**REQUIRED WORK**
When you repeat the entries, reproduce each line exactly and omit every picture.

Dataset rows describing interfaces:
-- Opening Marker --
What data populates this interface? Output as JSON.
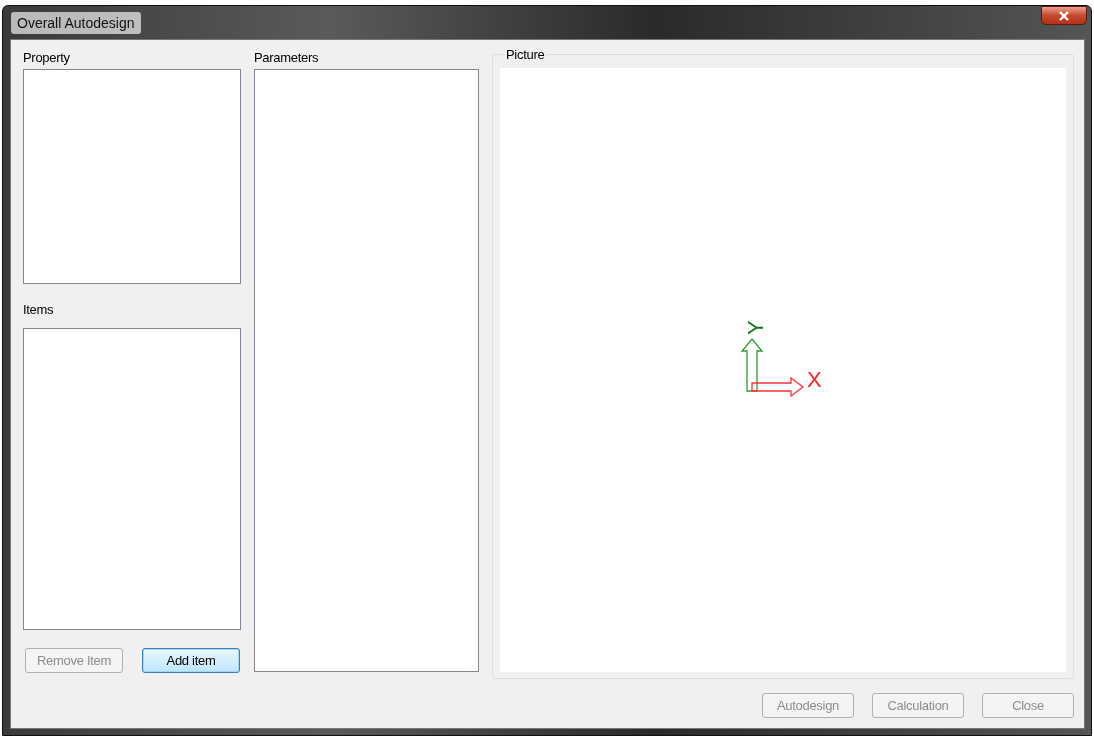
{
  "window": {
    "title": "Overall Autodesign"
  },
  "property": {
    "label": "Property"
  },
  "items": {
    "label": "Items"
  },
  "item_buttons": [
    {
      "label": "Remove Item",
      "disabled": true,
      "focused": false
    },
    {
      "label": "Add item",
      "disabled": false,
      "focused": true
    }
  ],
  "parameters": {
    "label": "Parameters"
  },
  "picture": {
    "label": "Picture",
    "axis_x": "X",
    "axis_y": "Y"
  },
  "footer_buttons": [
    {
      "label": "Autodesign",
      "disabled": true
    },
    {
      "label": "Calculation",
      "disabled": true
    },
    {
      "label": "Close",
      "disabled": true
    }
  ]
}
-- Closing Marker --
**ANSWER SECTION**
What data populates this interface? Output as JSON.
{
  "window": {
    "title": "Overall Autodesign"
  },
  "property": {
    "label": "Property"
  },
  "items": {
    "label": "Items"
  },
  "item_buttons": [
    {
      "label": "Remove Item",
      "disabled": true,
      "focused": false
    },
    {
      "label": "Add item",
      "disabled": false,
      "focused": true
    }
  ],
  "parameters": {
    "label": "Parameters"
  },
  "picture": {
    "label": "Picture",
    "axis_x": "X",
    "axis_y": "Y"
  },
  "footer_buttons": [
    {
      "label": "Autodesign",
      "disabled": true
    },
    {
      "label": "Calculation",
      "disabled": true
    },
    {
      "label": "Close",
      "disabled": true
    }
  ]
}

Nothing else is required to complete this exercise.